COVID pandemic was not as bad for miners as first thought, says S&P Global Market Intelligence
(Kitco News) The disruptions caused by the COVID-19 pandemic were not as significant as first estimated, according to Mark Ferguson, S&P Global Market Intelligence metals & mining research director.
"This time last year, we had a strong negative impact on the mining exploration budget as a lot of countries were limiting travel and access to projects and operations. Some countries like Peru had more stringent lockdowns than others. But as commodity prices started to lift off after March, exploration was able to rebound. The rebound was geared towards gold as the year progressed due to momentum behind the gold price," Ferguson said on the sidelines of the Prospectors' Developers Association of Canada (PDAC), which is virtual this year.
The overall damage was an 11% drop in the exploration budget, down to $8.3 billion. "This is not that bad - probably a low average of a decline historically speaking," Ferguson told Kitco News on Tuesday. "There were much larger drops in exploration budget between 2013 and 2015."
Breaking down the numbers, there was a 24% decrease in copper budgets in 2020 and a 21% decline in zinc-lead budgets. In the gold budget, there was an increase of 1% in 2020.
In March of last year, S&P Global projected that the drop would be as big as 30%. "Fortunately, prices rebounded," he said.
The pandemic's negative effects were largely felt during the first half of the year, Ferguson added. "The impact eventually turned into a positive with respect to price performance and therefore equity market support for the sector."
The longer-term consequence of the COVID-19 lockdowns was that the miners had to shift focus to assets in their own backyard. There was also some risk aversion, with companies working on the late-stage mine sites rather than early-stage, Ferguson explained.

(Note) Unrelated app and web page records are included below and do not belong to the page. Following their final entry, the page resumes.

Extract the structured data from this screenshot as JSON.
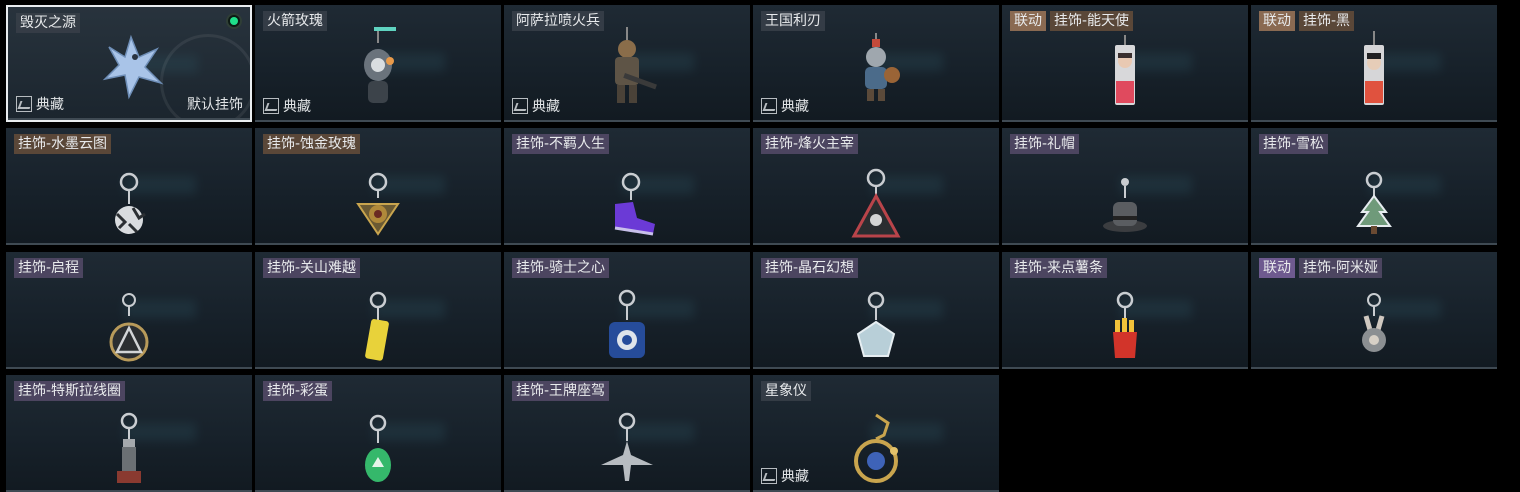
{
  "badge_label": "典藏",
  "default_label": "默认挂饰",
  "collab_label": "联动",
  "colors": {
    "equipped": "#1fe08a",
    "selected_border": "#e9edf0",
    "collab_purple": "#6e5a8f",
    "collab_red": "#8a6a52"
  },
  "cards": [
    {
      "name": "毁灭之源",
      "icon": "dragon-icon",
      "collection": true,
      "selected": true,
      "equipped": true,
      "default": true
    },
    {
      "name": "火箭玫瑰",
      "icon": "robot-figure-icon",
      "collection": true
    },
    {
      "name": "阿萨拉喷火兵",
      "icon": "soldier-figure-icon",
      "collection": true
    },
    {
      "name": "王国利刃",
      "icon": "knight-figure-icon",
      "collection": true
    },
    {
      "name": "挂饰-能天使",
      "icon": "chibi-angel-icon",
      "collab": true
    },
    {
      "name": "挂饰-黑",
      "icon": "chibi-black-icon",
      "collab": true
    },
    {
      "name": "挂饰-水墨云图",
      "icon": "ball-charm-icon"
    },
    {
      "name": "挂饰-蚀金玫瑰",
      "icon": "gold-rose-charm-icon"
    },
    {
      "name": "挂饰-不羁人生",
      "icon": "sneaker-charm-icon"
    },
    {
      "name": "挂饰-烽火主宰",
      "icon": "triangle-badge-icon"
    },
    {
      "name": "挂饰-礼帽",
      "icon": "top-hat-charm-icon"
    },
    {
      "name": "挂饰-雪松",
      "icon": "pine-tree-charm-icon"
    },
    {
      "name": "挂饰-启程",
      "icon": "ring-emblem-icon"
    },
    {
      "name": "挂饰-关山难越",
      "icon": "yellow-bar-charm-icon"
    },
    {
      "name": "挂饰-骑士之心",
      "icon": "blue-shield-charm-icon"
    },
    {
      "name": "挂饰-晶石幻想",
      "icon": "crystal-cube-icon"
    },
    {
      "name": "挂饰-来点薯条",
      "icon": "fries-charm-icon"
    },
    {
      "name": "挂饰-阿米娅",
      "icon": "bunny-charm-icon",
      "collab": true
    },
    {
      "name": "挂饰-特斯拉线圈",
      "icon": "tesla-coil-icon"
    },
    {
      "name": "挂饰-彩蛋",
      "icon": "green-egg-charm-icon"
    },
    {
      "name": "挂饰-王牌座驾",
      "icon": "jet-plane-charm-icon"
    },
    {
      "name": "星象仪",
      "icon": "astrolabe-icon",
      "collection": true
    }
  ]
}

Before the pandemic hit, S&P Global was forecasting a rebound in the exploration budget in 2020 following a decline of 3% in 2019, which was due to "a lot of uncertainly over commodity prices with respect to the U.S.-China trade war," Ferguson noted.
As the world begins to open up, there are new post-pandemic trends that are developing. One of them is a shift to decarbonization, Ferguson pointed out.
"With additional government stimulus, the focus has been towards the energy transition and decarbonization," he said.
Commodities that will see an uptick because of this are base metals like copper, nickel, and cobalt. "There will be more demand for those commodities in the next few years, especially in light of U.S. President Joe Biden's agenda towards green technology."
Europe is already seeing an uptick in EV sales as lithium prices rise after a period of stagnation, he added.
Ferguson said the mining sector is feeling optimistic as the market supports a strong rebound in the junior mining companies. "We are expecting a 20% rebound in the 2021 exploration budget for the year. If some commodity prices continue to rise or stay where they are, they could be even higher. Strong demand should also translate into a strong 2022 as well."
Ferguson is concerned that major new gold discoveries are slowing. "Our analysis shows that there has been a decline in the amounts of gold found in new discoveries over the past decade," he said. "Since 2012, there has not been so much gold found in these larger-scale deposits."
That is partly because mining companies are focusing on their known assets right now. And the juniors might be content with smaller gold deposits due to higher gold prices.
"Twenty years ago, half of the projects were devoted to early-stage mining exploration, and now, it is just under a quarter that is dedicated to new exploration. This signifies a shift in focus,” Ferguson said.
There have also been fewer discoveries of copper, nickel, and zinc. “Out of all three, nickel could probably face the biggest challenge."